It’s then that we’ll turn off the TV or computer. It’s then that we’ll say ‘no’ to other things. It’s then that we’ll squeeze our passion in around other commitments.

The key is lighting that fire in the first place. It’s having a reason, other than productivity itself, to be more efficient.

Best-selling author and social work professor, Brene Brown, has something important to say about ‘play’ as adults:
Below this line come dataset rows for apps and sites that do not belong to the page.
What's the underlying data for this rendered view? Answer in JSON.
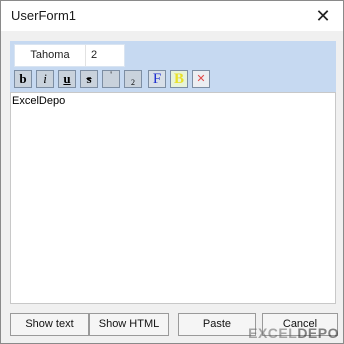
{
  "window": {
    "title": "UserForm1",
    "close_symbol": "✕"
  },
  "toolbar": {
    "font_name": "Tahoma",
    "font_size": "2",
    "buttons": [
      {
        "name": "bold-button",
        "symbol": "b"
      },
      {
        "name": "italic-button",
        "symbol": "i"
      },
      {
        "name": "underline-button",
        "symbol": "u"
      },
      {
        "name": "strikethrough-button",
        "symbol": "s"
      },
      {
        "name": "superscript-button",
        "symbol": "'"
      },
      {
        "name": "subscript-button",
        "symbol": "2"
      },
      {
        "name": "font-color-button",
        "symbol": "F"
      },
      {
        "name": "back-color-button",
        "symbol": "B"
      },
      {
        "name": "clear-format-button",
        "symbol": "✕"
      }
    ]
  },
  "editor": {
    "content": "ExcelDepo"
  },
  "actions": {
    "show_text": "Show text",
    "show_html": "Show HTML",
    "paste": "Paste",
    "cancel": "Cancel"
  },
  "watermark": {
    "left": "EXCEL",
    "right": "DEPO"
  }
}
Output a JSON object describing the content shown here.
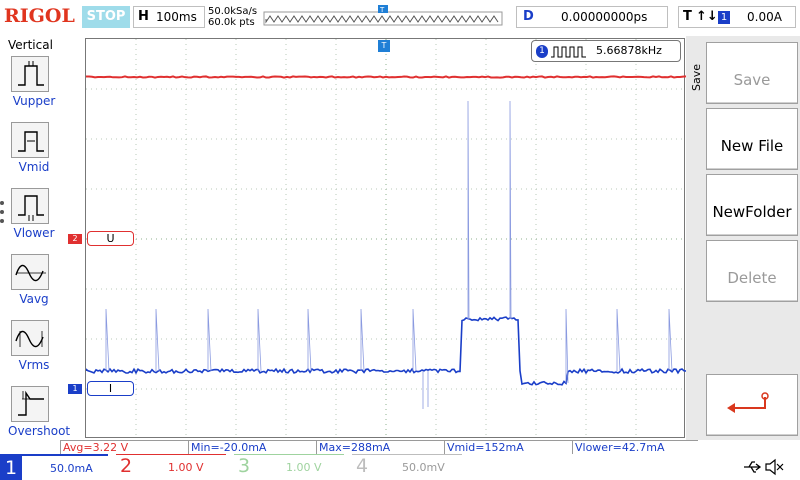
{
  "app": {
    "logo": "RIGOL",
    "run_state": "STOP"
  },
  "timebase": {
    "letter": "H",
    "scale": "100ms",
    "sample_rate": "50.0kSa/s",
    "points": "60.0k pts"
  },
  "delay": {
    "letter": "D",
    "value": "0.00000000ps"
  },
  "trigger": {
    "letter": "T",
    "edge_symbol": "↑↓",
    "source": "1",
    "level": "0.00A"
  },
  "left_menu": {
    "title": "Vertical",
    "items": [
      {
        "label": "Vupper",
        "icon": "vupper-icon"
      },
      {
        "label": "Vmid",
        "icon": "vmid-icon"
      },
      {
        "label": "Vlower",
        "icon": "vlower-icon"
      },
      {
        "label": "Vavg",
        "icon": "vavg-icon"
      },
      {
        "label": "Vrms",
        "icon": "vrms-icon"
      },
      {
        "label": "Overshoot",
        "icon": "overshoot-icon"
      }
    ]
  },
  "frequency_readout": {
    "channel": "1",
    "value": "5.66878kHz"
  },
  "markers": {
    "ch2": "2",
    "ch2_label": "U",
    "ch1": "1",
    "ch1_label": "I",
    "trigger_pos": "T",
    "trigger_level": "T"
  },
  "right_menu": {
    "title": "Save",
    "buttons": [
      {
        "label": "Save",
        "enabled": false
      },
      {
        "label": "New File",
        "enabled": true
      },
      {
        "label": "NewFolder",
        "enabled": true
      },
      {
        "label": "Delete",
        "enabled": false
      },
      {
        "label": "",
        "icon": "return-arrow-icon",
        "enabled": true
      }
    ]
  },
  "measurements": [
    {
      "text": "Avg=3.22 V",
      "color": "#e03030"
    },
    {
      "text": "Min=-20.0mA",
      "color": "#1a3ec8"
    },
    {
      "text": "Max=288mA",
      "color": "#1a3ec8"
    },
    {
      "text": "Vmid=152mA",
      "color": "#1a3ec8"
    },
    {
      "text": "Vlower=42.7mA",
      "color": "#1a3ec8"
    }
  ],
  "channels": [
    {
      "num": "1",
      "value": "50.0mA",
      "color": "#1a3ec8"
    },
    {
      "num": "2",
      "value": "1.00 V",
      "color": "#e03030"
    },
    {
      "num": "3",
      "value": "1.00 V",
      "color": "#9fd39f"
    },
    {
      "num": "4",
      "value": "50.0mV",
      "color": "#bdbdbd"
    }
  ],
  "status_icons": {
    "usb": "usb-icon",
    "sound": "mute-icon"
  },
  "colors": {
    "ch1": "#1a3ec8",
    "ch2": "#e03030",
    "trigger": "#1f7fd6",
    "accent": "#1a3ec8"
  }
}
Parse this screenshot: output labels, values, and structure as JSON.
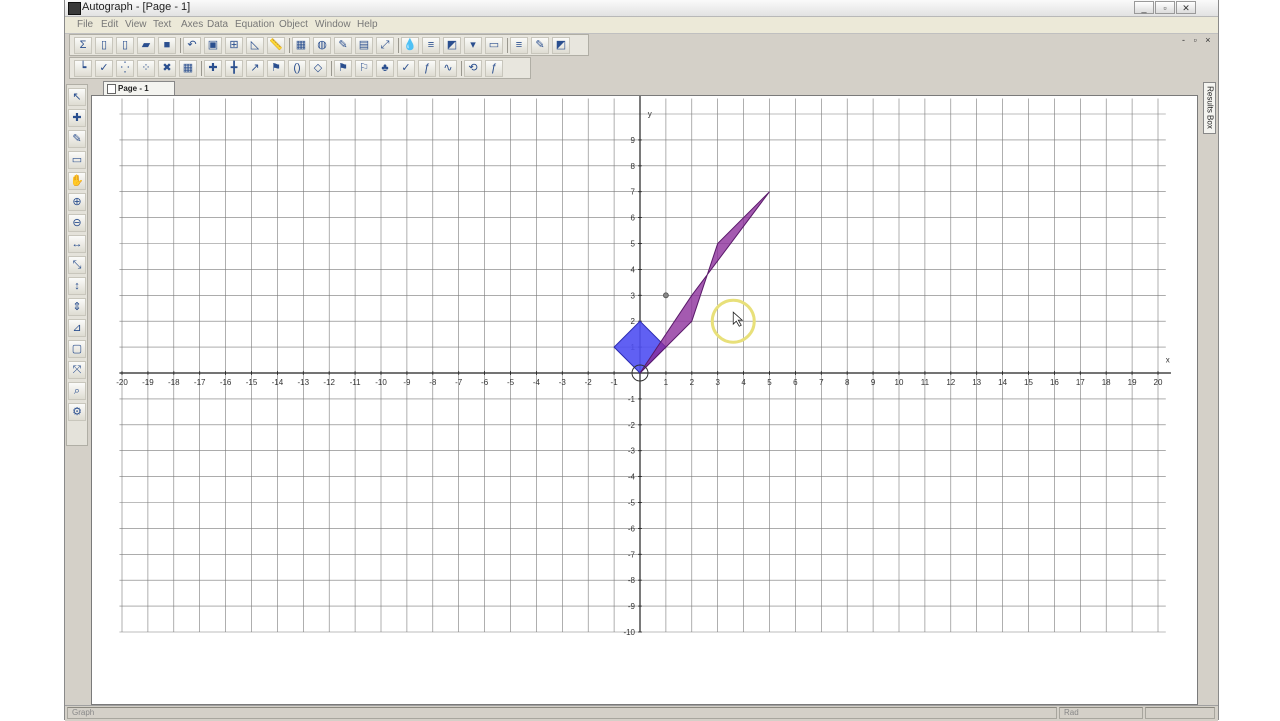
{
  "window": {
    "title": "Autograph - [Page - 1]",
    "controls": [
      "_",
      "▫",
      "✕"
    ],
    "inner_controls": "- ▫ ×"
  },
  "menu": [
    "File",
    "Edit",
    "View",
    "Text",
    "Axes",
    "Data",
    "Equation",
    "Object",
    "Window",
    "Help"
  ],
  "toolbar1_icons": [
    "sigma-icon",
    "new-page-icon",
    "new-2d-page-icon",
    "open-folder-icon",
    "save-disk-icon",
    "undo-icon",
    "select-all-icon",
    "edit-axes-icon",
    "graph-tool-icon",
    "ruler-icon",
    "grid-icon",
    "globe-icon",
    "edit-object-icon",
    "text-box-icon",
    "zoom-fit-icon",
    "drop-icon",
    "line-style-icon",
    "fill-icon",
    "arrow-down-icon",
    "monitor-icon",
    "list-icon",
    "pencil-color-icon",
    "paint-bucket-icon"
  ],
  "toolbar2_icons": [
    "axes-icon",
    "tick-icon",
    "point-mode-icon",
    "scatter-icon",
    "delete-icon",
    "table-icon",
    "add-point-icon",
    "add-line-icon",
    "add-vector-icon",
    "flag-icon",
    "bracket-icon",
    "shape-icon",
    "flag-group-icon",
    "flag-alt-icon",
    "leaf-icon",
    "check-icon",
    "fx-icon",
    "curve-icon",
    "transform-icon",
    "fg-icon"
  ],
  "left_tools": [
    "select-arrow-icon",
    "point-add-icon",
    "pencil-icon",
    "eraser-icon",
    "hand-pan-icon",
    "zoom-in-icon",
    "zoom-out-icon",
    "scale-x-icon",
    "scale-xy-icon",
    "scale-y-icon",
    "scale-dy-icon",
    "measure-icon",
    "box-icon",
    "scale-tool-icon",
    "magnifier-icon",
    "tool-extra-icon"
  ],
  "tab": {
    "label": "Page - 1"
  },
  "results_box": {
    "label": "Results Box"
  },
  "graph": {
    "xlim": [
      -20,
      20
    ],
    "ylim": [
      -10,
      10
    ],
    "x_axis_label": "x",
    "y_axis_label": "y",
    "x_tick_labels": [
      "-20",
      "-19",
      "-18",
      "-17",
      "-16",
      "-15",
      "-14",
      "-13",
      "-12",
      "-11",
      "-10",
      "-9",
      "-8",
      "-7",
      "-6",
      "-5",
      "-4",
      "-3",
      "-2",
      "-1",
      "1",
      "2",
      "3",
      "4",
      "5",
      "6",
      "7",
      "8",
      "9",
      "10",
      "11",
      "12",
      "13",
      "14",
      "15",
      "16",
      "17",
      "18",
      "19",
      "20"
    ],
    "y_tick_labels": [
      "9",
      "8",
      "7",
      "6",
      "5",
      "4",
      "3",
      "2",
      "1",
      "-1",
      "-2",
      "-3",
      "-4",
      "-5",
      "-6",
      "-7",
      "-8",
      "-9",
      "-10"
    ],
    "blue_square": [
      [
        0,
        0
      ],
      [
        1,
        1
      ],
      [
        0,
        2
      ],
      [
        -1,
        1
      ]
    ],
    "purple_shape": [
      [
        0,
        0
      ],
      [
        1,
        1
      ],
      [
        2,
        2
      ],
      [
        3,
        5
      ],
      [
        5,
        7
      ],
      [
        2,
        3
      ]
    ],
    "colors": {
      "blue": "#4f4ff2",
      "purple": "#8a2c9a",
      "highlight": "#e8e07a",
      "grid": "#7a7a7a"
    }
  },
  "status": {
    "left": "Graph",
    "right1": "Rad",
    "right2": ""
  }
}
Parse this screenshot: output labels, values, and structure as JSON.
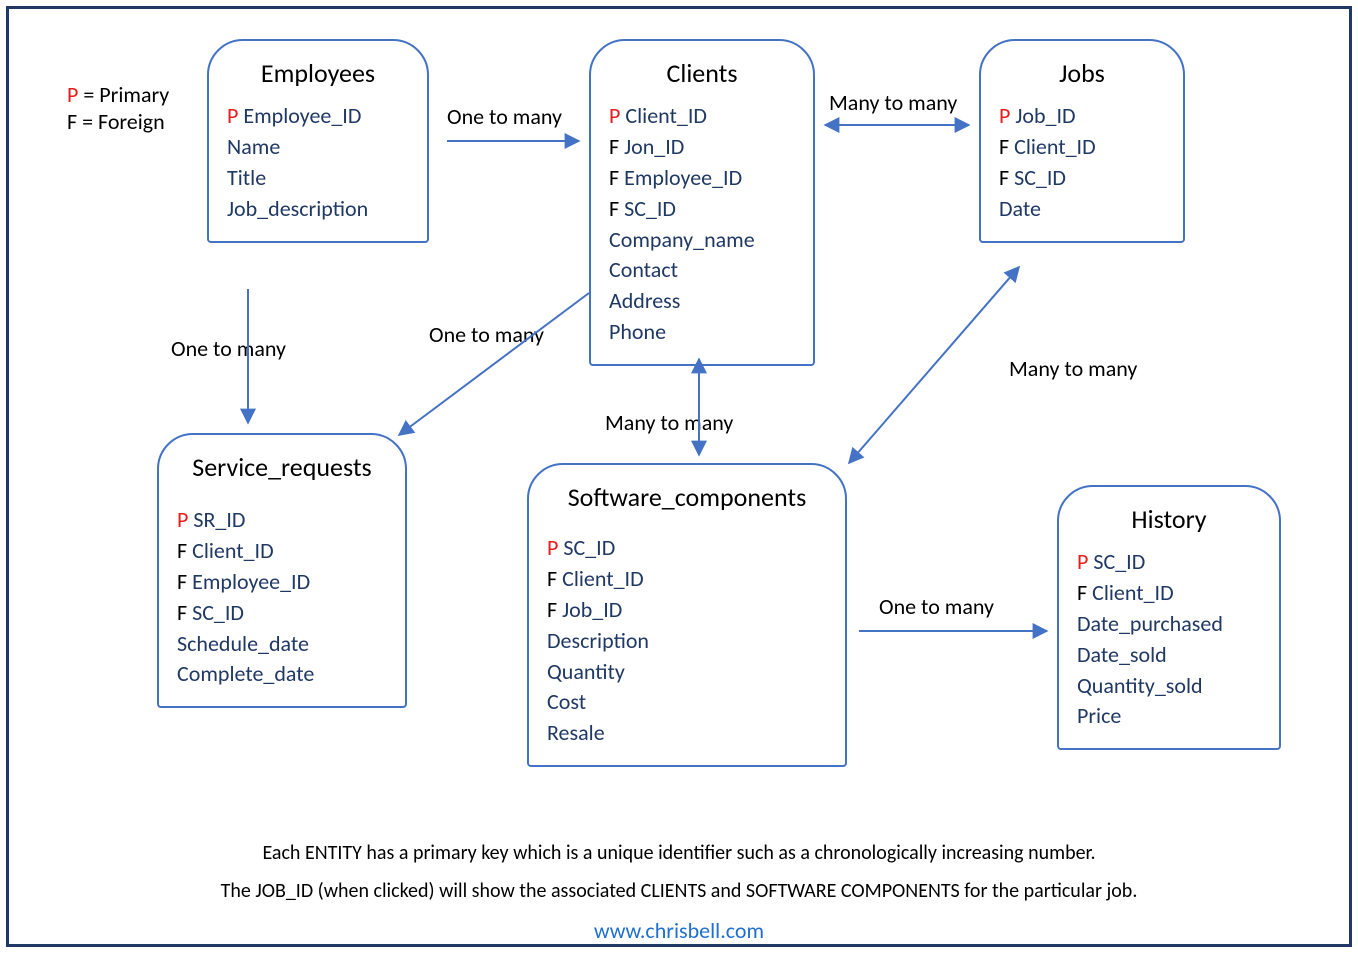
{
  "legend": {
    "p_label": "P",
    "p_text": " = Primary",
    "f_label": "F",
    "f_text": " = Foreign"
  },
  "entities": {
    "employees": {
      "title": "Employees",
      "attrs": [
        {
          "key": "P",
          "name": "Employee_ID"
        },
        {
          "key": "",
          "name": "Name"
        },
        {
          "key": "",
          "name": "Title"
        },
        {
          "key": "",
          "name": "Job_description"
        }
      ]
    },
    "clients": {
      "title": "Clients",
      "attrs": [
        {
          "key": "P",
          "name": "Client_ID"
        },
        {
          "key": "F",
          "name": "Jon_ID"
        },
        {
          "key": "F",
          "name": "Employee_ID"
        },
        {
          "key": "F",
          "name": "SC_ID"
        },
        {
          "key": "",
          "name": "Company_name"
        },
        {
          "key": "",
          "name": "Contact"
        },
        {
          "key": "",
          "name": "Address"
        },
        {
          "key": "",
          "name": "Phone"
        }
      ]
    },
    "jobs": {
      "title": "Jobs",
      "attrs": [
        {
          "key": "P",
          "name": "Job_ID"
        },
        {
          "key": "F",
          "name": "Client_ID"
        },
        {
          "key": "F",
          "name": "SC_ID"
        },
        {
          "key": "",
          "name": "Date"
        }
      ]
    },
    "service_requests": {
      "title": "Service_requests",
      "attrs": [
        {
          "key": "P",
          "name": "SR_ID"
        },
        {
          "key": "F",
          "name": "Client_ID"
        },
        {
          "key": "F",
          "name": "Employee_ID"
        },
        {
          "key": "F",
          "name": "SC_ID"
        },
        {
          "key": "",
          "name": "Schedule_date"
        },
        {
          "key": "",
          "name": "Complete_date"
        }
      ]
    },
    "software_components": {
      "title": "Software_components",
      "attrs": [
        {
          "key": "P",
          "name": "SC_ID"
        },
        {
          "key": "F",
          "name": "Client_ID"
        },
        {
          "key": "F",
          "name": "Job_ID"
        },
        {
          "key": "",
          "name": "Description"
        },
        {
          "key": "",
          "name": "Quantity"
        },
        {
          "key": "",
          "name": "Cost"
        },
        {
          "key": "",
          "name": "Resale"
        }
      ]
    },
    "history": {
      "title": "History",
      "attrs": [
        {
          "key": "P",
          "name": "SC_ID"
        },
        {
          "key": "F",
          "name": "Client_ID"
        },
        {
          "key": "",
          "name": "Date_purchased"
        },
        {
          "key": "",
          "name": "Date_sold"
        },
        {
          "key": "",
          "name": "Quantity_sold"
        },
        {
          "key": "",
          "name": "Price"
        }
      ]
    }
  },
  "relations": {
    "emp_clients": "One to many",
    "clients_jobs": "Many to many",
    "emp_sr": "One to many",
    "clients_sr": "One to many",
    "clients_sc": "Many to many",
    "jobs_sc": "Many to many",
    "sc_history": "One to many"
  },
  "captions": {
    "line1": "Each ENTITY has a primary key which is a unique identifier such as a chronologically increasing number.",
    "line2": "The JOB_ID (when clicked) will show the associated CLIENTS and SOFTWARE COMPONENTS for the particular job.",
    "link": "www.chrisbell.com"
  }
}
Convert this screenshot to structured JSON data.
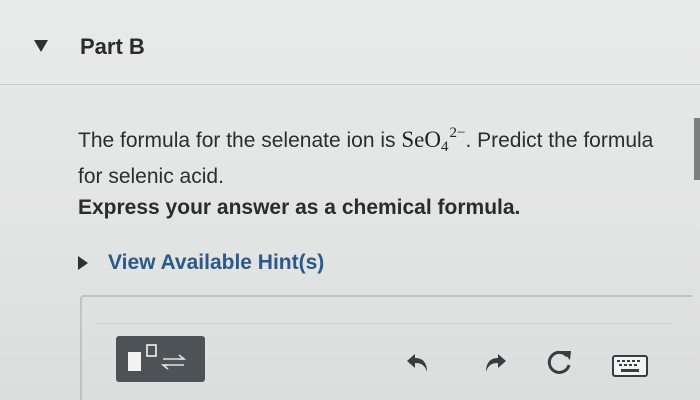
{
  "part": {
    "title": "Part B"
  },
  "question": {
    "text_before": "The formula for the selenate ion is ",
    "formula_base": "SeO",
    "formula_subscript": "4",
    "formula_charge": "2−",
    "text_after": ". Predict the formula for selenic acid."
  },
  "instruction": "Express your answer as a chemical formula.",
  "hint": {
    "label": "View Available Hint(s)"
  },
  "toolbar": {
    "icons": [
      "templates-icon",
      "undo-icon",
      "redo-icon",
      "reset-icon",
      "keyboard-icon"
    ]
  },
  "colors": {
    "background": "#e6e7e7",
    "hint_link": "#2a5a8a",
    "template_button": "#4d5257",
    "icon_dark": "#3a3d40"
  }
}
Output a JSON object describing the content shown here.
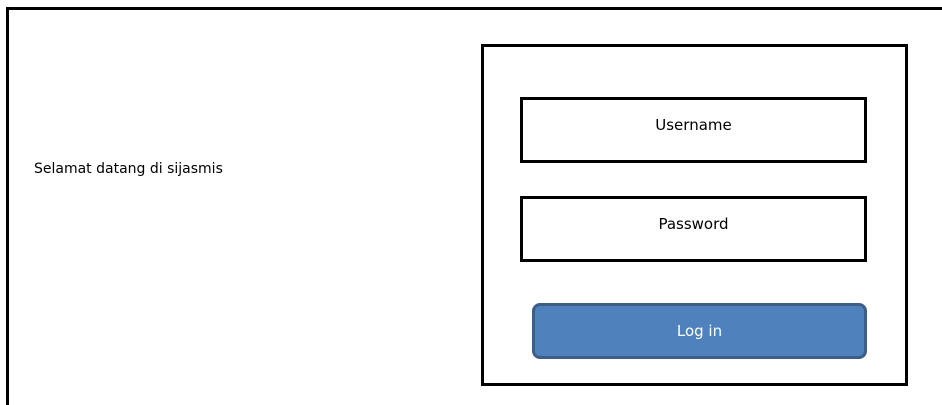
{
  "welcome_text": "Selamat datang di sijasmis",
  "login": {
    "username_placeholder": "Username",
    "password_placeholder": "Password",
    "button_label": "Log in",
    "button_color": "#4f81bd",
    "button_border_color": "#3d5f87"
  }
}
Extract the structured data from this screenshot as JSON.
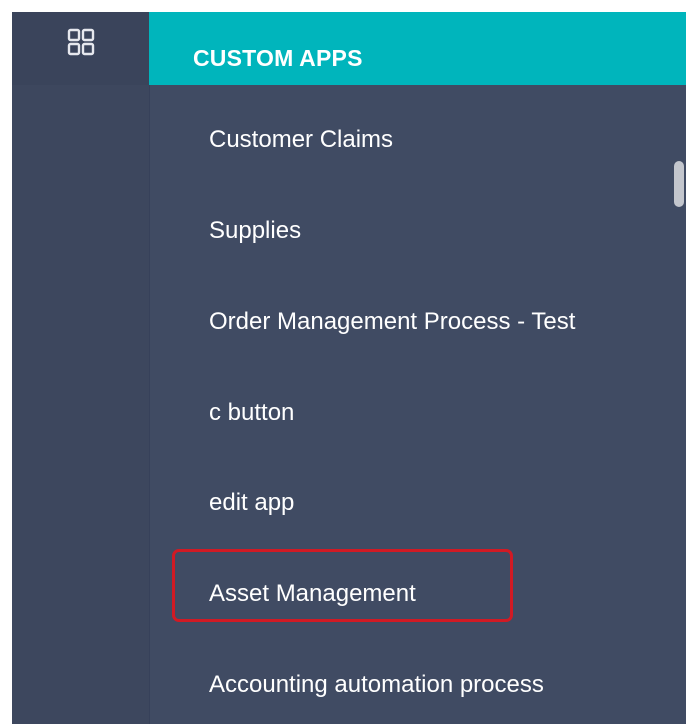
{
  "header": {
    "title": "CUSTOM APPS",
    "apps_icon": "grid-apps-icon"
  },
  "apps": [
    {
      "label": "Customer Claims"
    },
    {
      "label": "Supplies"
    },
    {
      "label": "Order Management Process - Test"
    },
    {
      "label": "c button"
    },
    {
      "label": "edit app"
    },
    {
      "label": "Asset Management",
      "highlighted": true
    },
    {
      "label": "Accounting automation process"
    }
  ],
  "colors": {
    "header_bg": "#00b5bc",
    "panel_bg": "#404b63",
    "rail_bg": "#3d475e",
    "highlight_border": "#d11a24",
    "text": "#ffffff"
  }
}
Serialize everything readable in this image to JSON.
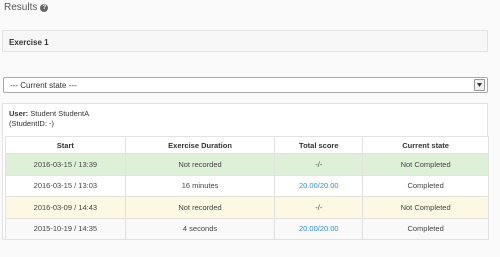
{
  "header": {
    "title": "Results",
    "help_icon": "question-circle-icon"
  },
  "exercise": {
    "label": "Exercise 1"
  },
  "state_filter": {
    "selected": "--- Current state ---"
  },
  "user": {
    "label": "User:",
    "name": "Student StudentA",
    "student_id": "(StudentID: -)"
  },
  "table": {
    "headers": [
      "Start",
      "Exercise Duration",
      "Total score",
      "Current state"
    ],
    "rows": [
      {
        "start": "2016-03-15 / 13:39",
        "duration": "Not recorded",
        "score": "-/-",
        "state": "Not Completed",
        "style": "success"
      },
      {
        "start": "2016-03-15 / 13:03",
        "duration": "16 minutes",
        "score": "20.00/20.00",
        "state": "Completed",
        "style": "default"
      },
      {
        "start": "2016-03-09 / 14:43",
        "duration": "Not recorded",
        "score": "-/-",
        "state": "Not Completed",
        "style": "warning"
      },
      {
        "start": "2015-10-19 / 14:35",
        "duration": "4 seconds",
        "score": "20.00/20.00",
        "state": "Completed",
        "style": "alt"
      }
    ]
  },
  "colors": {
    "success_row": "#dff0d8",
    "warning_row": "#fcf8e3",
    "link": "#3a8fd1"
  }
}
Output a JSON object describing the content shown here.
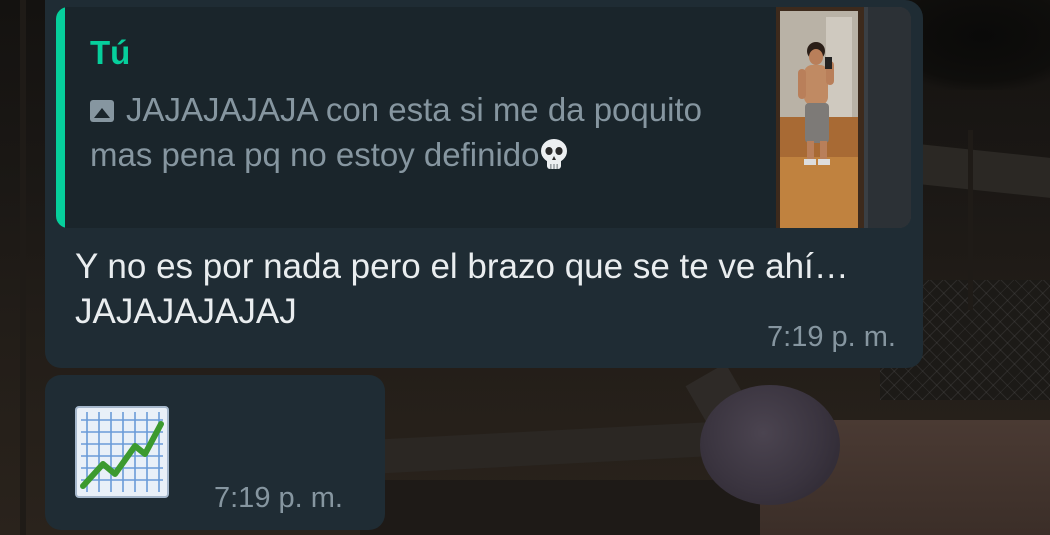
{
  "messages": [
    {
      "reply": {
        "author": "Tú",
        "media_icon": "photo-icon",
        "text": "JAJAJAJAJA con esta si me da poquito mas pena pq no estoy definido",
        "emoji": "skull-emoji"
      },
      "text": "Y no es por nada pero el brazo que se te ve ahí… JAJAJAJAJAJ",
      "time": "7:19 p. m."
    },
    {
      "emoji": "chart-increasing-emoji",
      "time": "7:19 p. m."
    }
  ],
  "colors": {
    "bubble_incoming": "#1f2c34",
    "quote_background": "#1a252b",
    "quote_accent": "#06cf9c",
    "text_primary": "#e9edef",
    "text_secondary": "#8696a0"
  }
}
“Researcher Stuart Brown, MD, describes play as time spent without purpose. To me this sounds like the definition of an anxiety attack. I feel behind if I’m not using every last moment to be productive, whether that means working, cleaning the house or taking my son to baseball practice. But I can’t ignore what the research (mine and others’) tells us: Play—doing things just because they’re fun and not because they’ll help achieve a goal—is vital to human development. Play is at the core of creativity and innovation. Play can mean snorkelling, scrapbooking or solving crossword puzzles; it’s anything that makes us lose track of time and self-consciousness, creating the clearing where ideas are born.”

The clearing where ideas are born…

Could we need a more perfect excuse to go out and start flirting with a new hobby?

Why the second video mattered more

shutterstock_25977553The first time American ‘YouTuber’ Colleen Ballinger uploaded a video of herself in character as Miranda Sings, her mum cried and thought no-one would ever take her seriously in her career (she’d recently graduated from university with a major in ‘vocal performance’). Colleen’s dad phoned and told her to take the video down.

She didn’t.

Six million social media followers later, she’s now on a world tour as a comedian and, last Thursday announced that Simon & Schuster would publish her first book in July. One day later, with the book not even available yet, she became an Amazon best seller. Not only did the book skyrocket to the top of its category—it became the 3rd top selling book of all books on Amazon. Overnight.

There are three things required to become an ‘overnight success story’.

The first is belief in yourself and what you’re doing, even when those closest to you can’t see it…

The second is years of hard work.

Colleen’s first ‘Miranda’ video was posted in 2008. Seven years of twice-weekly videos and social-media engagement later, she had developed such a dedicated fan base that she only had to post a three-minute video about her first book and she immediately became a best-selling author.

Her family is completely behind her now. Her brother helped write the book and her sister and parents appear in some of her videos. Sometimes people can’t see your vision at first, particularly if it’s a big departure from what they know, or from what you’ve done before. That’s when you have to be a leader.

Around the time that Miranda started posting videos, I left a ten-year career in the public service. I came from a family background where stability and loyalty are highly valued, and it was an incredibly angst-ridden decision to quit a relatively ‘secure’ career path and create something else, from scratch.

Building something like a business, or a comedy career, or anything ‘new’ takes time. The people who truly do achieve big things ‘overnight’ are rare—and I think chance often plays a large part in their success.

It’s persistence, hard work and relationship-building that pays off in the end. When you’re ready to launch something or step up or take a risk, there’s no guarantee of success. You have to be okay with that uncertainty. More than that, you have to embrace it.

And as you shape and tweak what you’re doing by listening to feedback from your ‘audience’, you start to get better at it. It’s only by wading around in something new that we learn what works.

The third factor for success is FUN. If you don’t love something, you won’t stick at it. If you don’t stick at it, it won’t work.

Colleen created Miranda as an in-joke with her college friends. She didn’t set out to conquer YouTube or Amazon—that’s a by-product of doing what she loved for a few years, listening to her audience and taking risks.

When I take my daughter to Miranda’s sold-out Canberra performance in a few weeks, the teens will applaud the humour. I’ll applaud the fact that Colleen didn’t listen to her parents, and posted a second video.